— TASK GOAL —
Each line of the listing that contains "JSON" should be found and copied.

####################

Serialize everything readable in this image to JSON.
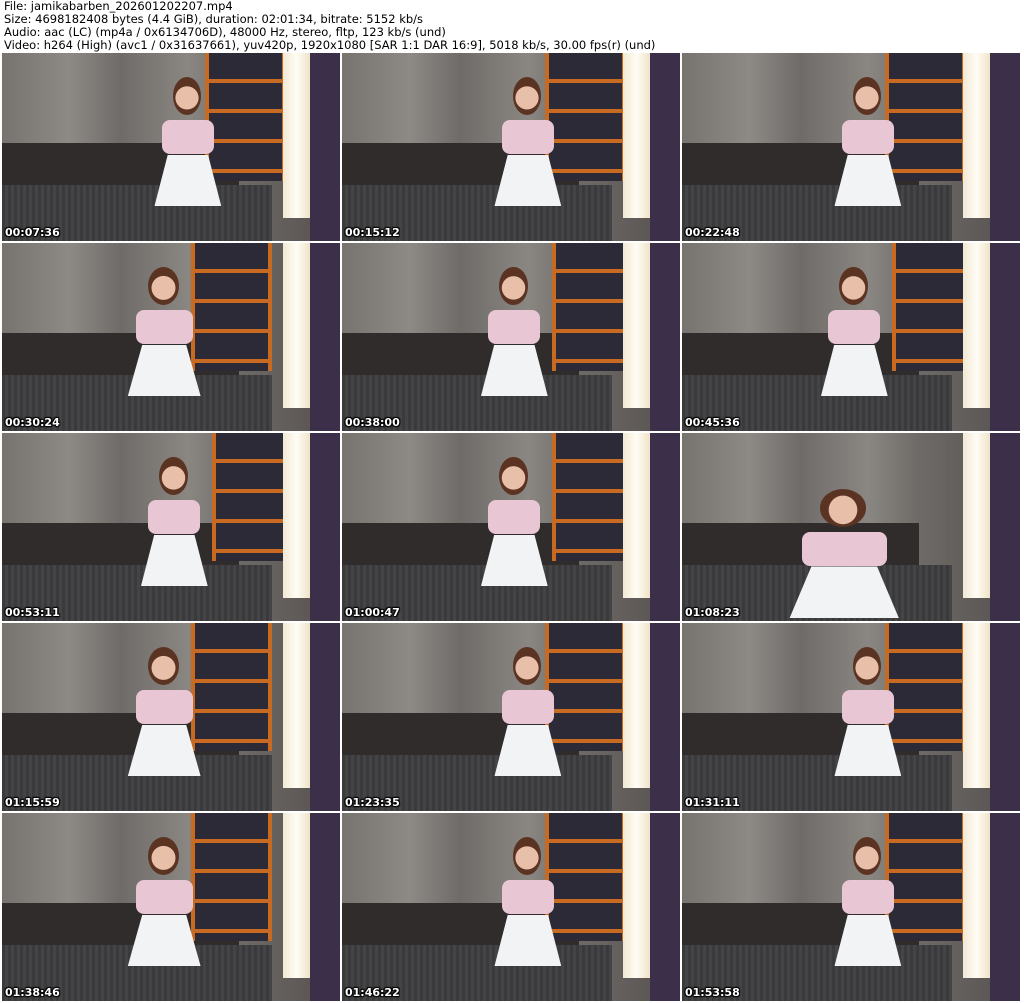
{
  "header": {
    "file": "File: jamikabarben_202601202207.mp4",
    "size": "Size: 4698182408 bytes (4.4 GiB), duration: 02:01:34, bitrate: 5152 kb/s",
    "audio": "Audio: aac (LC) (mp4a / 0x6134706D), 48000 Hz, stereo, fltp, 123 kb/s (und)",
    "video": "Video: h264 (High) (avc1 / 0x31637661), yuv420p, 1920x1080 [SAR 1:1 DAR 16:9], 5018 kb/s, 30.00 fps(r) (und)"
  },
  "thumbnails": [
    {
      "timestamp": "00:07:36",
      "variant": ""
    },
    {
      "timestamp": "00:15:12",
      "variant": ""
    },
    {
      "timestamp": "00:22:48",
      "variant": ""
    },
    {
      "timestamp": "00:30:24",
      "variant": "v3"
    },
    {
      "timestamp": "00:38:00",
      "variant": "v2"
    },
    {
      "timestamp": "00:45:36",
      "variant": "v2"
    },
    {
      "timestamp": "00:53:11",
      "variant": "v2"
    },
    {
      "timestamp": "01:00:47",
      "variant": "v2"
    },
    {
      "timestamp": "01:08:23",
      "variant": "close"
    },
    {
      "timestamp": "01:15:59",
      "variant": "v3"
    },
    {
      "timestamp": "01:23:35",
      "variant": ""
    },
    {
      "timestamp": "01:31:11",
      "variant": ""
    },
    {
      "timestamp": "01:38:46",
      "variant": "v3"
    },
    {
      "timestamp": "01:46:22",
      "variant": ""
    },
    {
      "timestamp": "01:53:58",
      "variant": ""
    }
  ]
}
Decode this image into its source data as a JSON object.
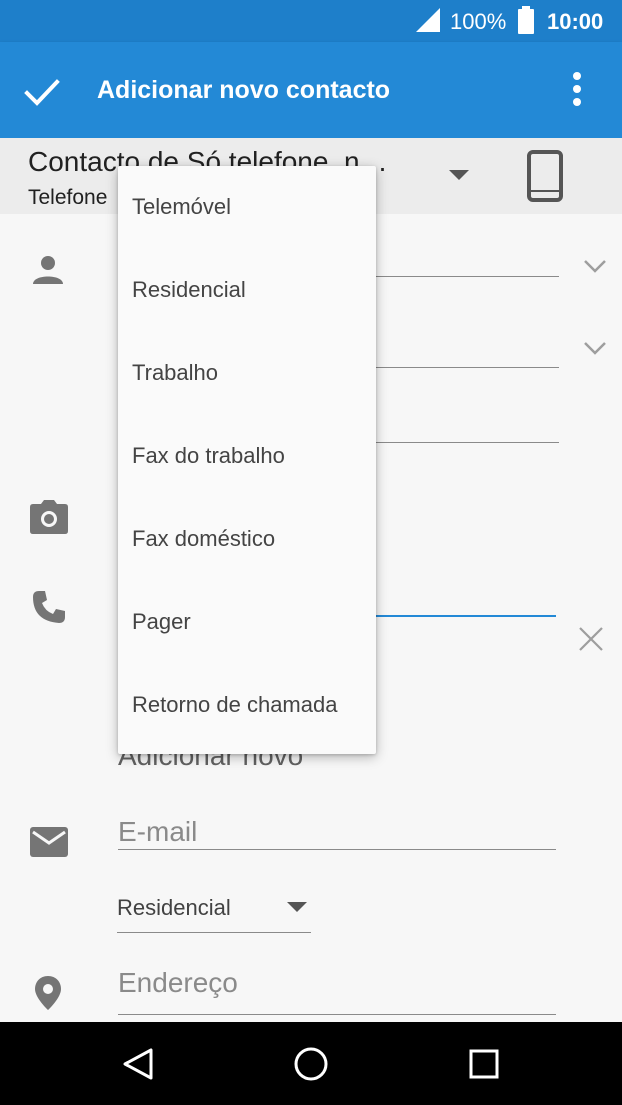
{
  "status_bar": {
    "battery": "100%",
    "time": "10:00"
  },
  "app_bar": {
    "title": "Adicionar novo contacto"
  },
  "account": {
    "name": "Contacto de Só telefone, n…",
    "subtitle": "Telefone"
  },
  "phone_section": {
    "add_new_label": "Adicionar novo"
  },
  "email_section": {
    "placeholder": "E-mail",
    "type_value": "Residencial"
  },
  "address_section": {
    "placeholder": "Endereço"
  },
  "type_menu": {
    "items": [
      {
        "label": "Telemóvel"
      },
      {
        "label": "Residencial"
      },
      {
        "label": "Trabalho"
      },
      {
        "label": "Fax do trabalho"
      },
      {
        "label": "Fax doméstico"
      },
      {
        "label": "Pager"
      },
      {
        "label": "Retorno de chamada"
      }
    ]
  },
  "colors": {
    "accent": "#2389d6",
    "status_bar": "#1e7fca",
    "icon_gray": "#757575"
  },
  "icons": {
    "confirm": "check-icon",
    "overflow": "more-vert-icon",
    "account_type": "smartphone-icon",
    "name": "person-icon",
    "photo": "camera-icon",
    "phone": "phone-icon",
    "email": "email-icon",
    "address": "location-icon",
    "clear": "close-icon"
  }
}
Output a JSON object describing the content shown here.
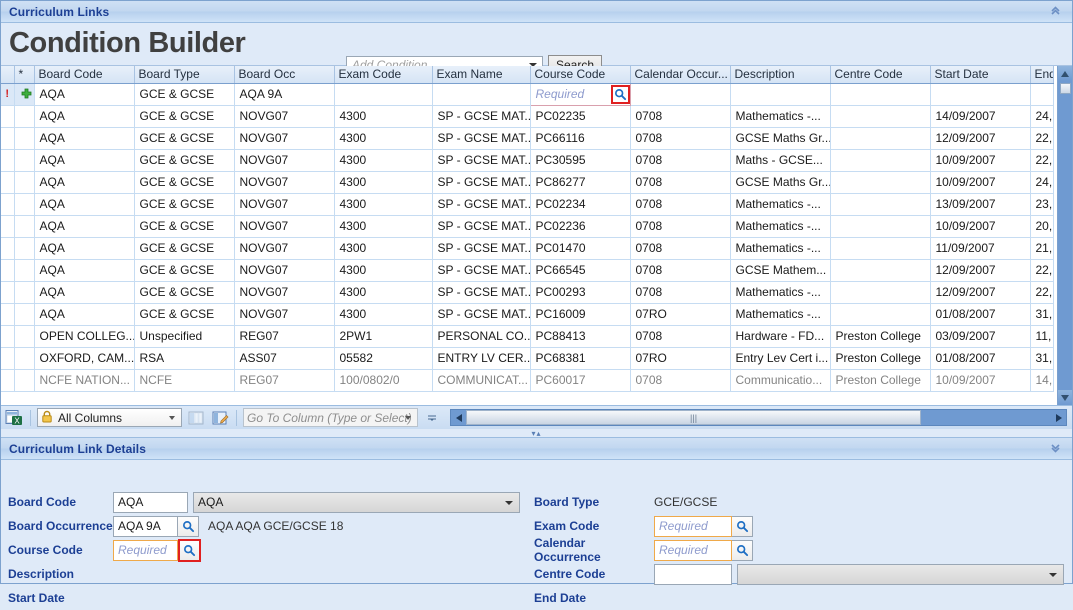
{
  "top_panel": {
    "title": "Curriculum Links",
    "collapse_icon": "chevron-up-double-icon"
  },
  "header": {
    "page_title": "Condition Builder",
    "condition_placeholder": "Add Condition",
    "condition_value": "",
    "search_label": "Search"
  },
  "grid": {
    "columns": [
      {
        "key": "ind",
        "label": ""
      },
      {
        "key": "star",
        "label": "*"
      },
      {
        "key": "board_code",
        "label": "Board Code"
      },
      {
        "key": "board_type",
        "label": "Board Type"
      },
      {
        "key": "board_occ",
        "label": "Board Occ"
      },
      {
        "key": "exam_code",
        "label": "Exam Code"
      },
      {
        "key": "exam_name",
        "label": "Exam Name"
      },
      {
        "key": "course_code",
        "label": "Course  Code"
      },
      {
        "key": "calendar_occ",
        "label": "Calendar Occur..."
      },
      {
        "key": "description",
        "label": "Description"
      },
      {
        "key": "centre_code",
        "label": "Centre Code"
      },
      {
        "key": "start_date",
        "label": "Start Date"
      },
      {
        "key": "end_date",
        "label": "End"
      }
    ],
    "new_row": {
      "indicator": "!",
      "add_icon": "add-plus-icon",
      "board_code": "AQA",
      "board_type": "GCE & GCSE",
      "board_occ": "AQA 9A",
      "exam_code": "",
      "exam_name": "",
      "course_code_placeholder": "Required",
      "course_code_value": "",
      "lookup_icon": "magnifier-icon",
      "calendar_occ": "",
      "description": "",
      "centre_code": "",
      "start_date": "",
      "end_date": ""
    },
    "rows": [
      [
        "AQA",
        "GCE & GCSE",
        "NOVG07",
        "4300",
        "SP - GCSE MAT...",
        "PC02235",
        "0708",
        "Mathematics -...",
        "",
        "14/09/2007",
        "24,"
      ],
      [
        "AQA",
        "GCE & GCSE",
        "NOVG07",
        "4300",
        "SP - GCSE MAT...",
        "PC66116",
        "0708",
        "GCSE Maths Gr...",
        "",
        "12/09/2007",
        "22,"
      ],
      [
        "AQA",
        "GCE & GCSE",
        "NOVG07",
        "4300",
        "SP - GCSE MAT...",
        "PC30595",
        "0708",
        "Maths - GCSE...",
        "",
        "10/09/2007",
        "22,"
      ],
      [
        "AQA",
        "GCE & GCSE",
        "NOVG07",
        "4300",
        "SP - GCSE MAT...",
        "PC86277",
        "0708",
        "GCSE Maths Gr...",
        "",
        "10/09/2007",
        "24,"
      ],
      [
        "AQA",
        "GCE & GCSE",
        "NOVG07",
        "4300",
        "SP - GCSE MAT...",
        "PC02234",
        "0708",
        "Mathematics -...",
        "",
        "13/09/2007",
        "23,"
      ],
      [
        "AQA",
        "GCE & GCSE",
        "NOVG07",
        "4300",
        "SP - GCSE MAT...",
        "PC02236",
        "0708",
        "Mathematics -...",
        "",
        "10/09/2007",
        "20,"
      ],
      [
        "AQA",
        "GCE & GCSE",
        "NOVG07",
        "4300",
        "SP - GCSE MAT...",
        "PC01470",
        "0708",
        "Mathematics -...",
        "",
        "11/09/2007",
        "21,"
      ],
      [
        "AQA",
        "GCE & GCSE",
        "NOVG07",
        "4300",
        "SP - GCSE MAT...",
        "PC66545",
        "0708",
        "GCSE Mathem...",
        "",
        "12/09/2007",
        "22,"
      ],
      [
        "AQA",
        "GCE & GCSE",
        "NOVG07",
        "4300",
        "SP - GCSE MAT...",
        "PC00293",
        "0708",
        "Mathematics -...",
        "",
        "12/09/2007",
        "22,"
      ],
      [
        "AQA",
        "GCE & GCSE",
        "NOVG07",
        "4300",
        "SP - GCSE MAT...",
        "PC16009",
        "07RO",
        "Mathematics -...",
        "",
        "01/08/2007",
        "31,"
      ],
      [
        "OPEN COLLEG...",
        "Unspecified",
        "REG07",
        "2PW1",
        "PERSONAL CO...",
        "PC88413",
        "0708",
        "Hardware - FD...",
        "Preston College",
        "03/09/2007",
        "11,"
      ],
      [
        "OXFORD, CAM...",
        "RSA",
        "ASS07",
        "05582",
        "ENTRY LV CER...",
        "PC68381",
        "07RO",
        "Entry Lev Cert i...",
        "Preston College",
        "01/08/2007",
        "31,"
      ],
      [
        "NCFE NATION...",
        "NCFE",
        "REG07",
        "100/0802/0",
        "COMMUNICAT...",
        "PC60017",
        "0708",
        "Communicatio...",
        "Preston College",
        "10/09/2007",
        "14,"
      ]
    ],
    "vscroll": {
      "up_icon": "scroll-up-arrow-icon",
      "down_icon": "scroll-down-arrow-icon"
    }
  },
  "grid_toolbar": {
    "export_icon": "export-excel-icon",
    "all_columns_label": "All Columns",
    "lock_icon": "lock-icon",
    "layout_icon": "column-layout-icon",
    "edit_layout_icon": "edit-layout-icon",
    "goto_placeholder": "Go To Column (Type or Select)",
    "goto_value": "",
    "hscroll_left_icon": "scroll-left-arrow-icon",
    "hscroll_right_icon": "scroll-right-arrow-icon",
    "hthumb_grip": "|||"
  },
  "details": {
    "title": "Curriculum Link Details",
    "expand_icon": "chevron-down-double-icon",
    "left": {
      "board_code_label": "Board Code",
      "board_code_value": "AQA",
      "board_code_desc": "AQA",
      "board_occurrence_label": "Board Occurrence",
      "board_occurrence_value": "AQA 9A",
      "board_occurrence_desc": "AQA AQA GCE/GCSE 18",
      "course_code_label": "Course  Code",
      "course_code_placeholder": "Required",
      "course_code_value": "",
      "description_label": "Description",
      "start_date_label": "Start Date"
    },
    "right": {
      "board_type_label": "Board Type",
      "board_type_value": "GCE/GCSE",
      "exam_code_label": "Exam Code",
      "exam_code_placeholder": "Required",
      "exam_code_value": "",
      "calendar_occurrence_label": "Calendar Occurrence",
      "calendar_occurrence_placeholder": "Required",
      "calendar_occurrence_value": "",
      "centre_code_label": "Centre Code",
      "centre_code_value": "",
      "centre_code_desc": "",
      "end_date_label": "End Date"
    },
    "lookup_icon": "magnifier-icon"
  },
  "colors": {
    "accent_blue": "#1c3f94",
    "new_row_green": "#a8e0ad",
    "required_pink": "#e0aab0",
    "readonly_blue": "#bcd3ec",
    "highlight_red": "#e02020",
    "required_border": "#efa94a"
  }
}
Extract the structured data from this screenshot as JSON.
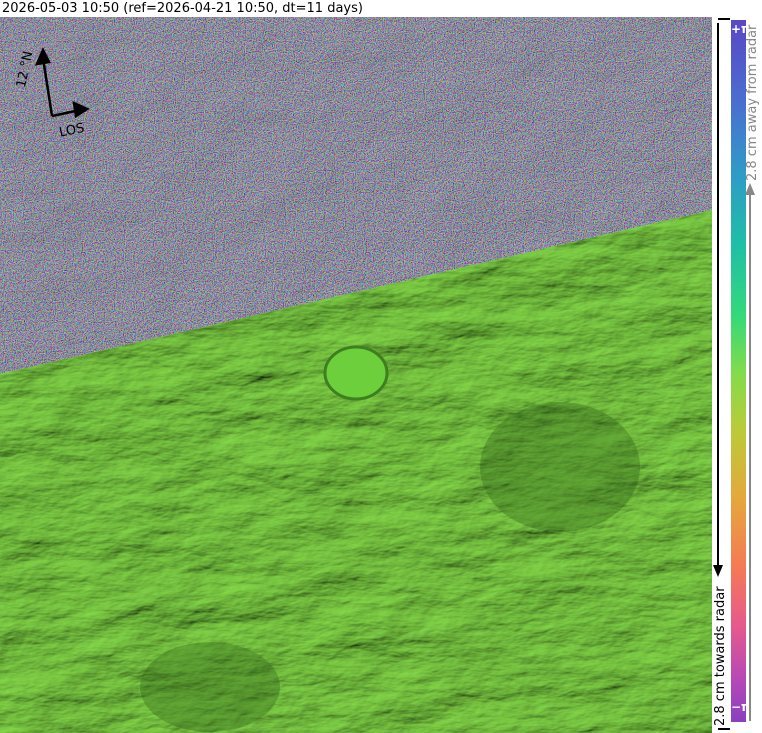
{
  "title": "2026-05-03 10:50 (ref=2026-04-21 10:50, dt=11 days)",
  "compass": {
    "north_label": "12 °N",
    "los_label": "LOS"
  },
  "colorbar": {
    "top_label": "+π",
    "bottom_label": "−π",
    "away_label": "2.8 cm away from radar",
    "towards_label": "2.8 cm towards radar"
  },
  "colors": {
    "terrain_green": "#74d63f",
    "noise_accent": "#b07ab0"
  }
}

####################

— TASK OUTPUT —
Serialize everything readable in this image to JSON.
Decode this image into its source data as a JSON object.
Output a JSON object describing the content shown here.
Extract the structured data from this screenshot as JSON.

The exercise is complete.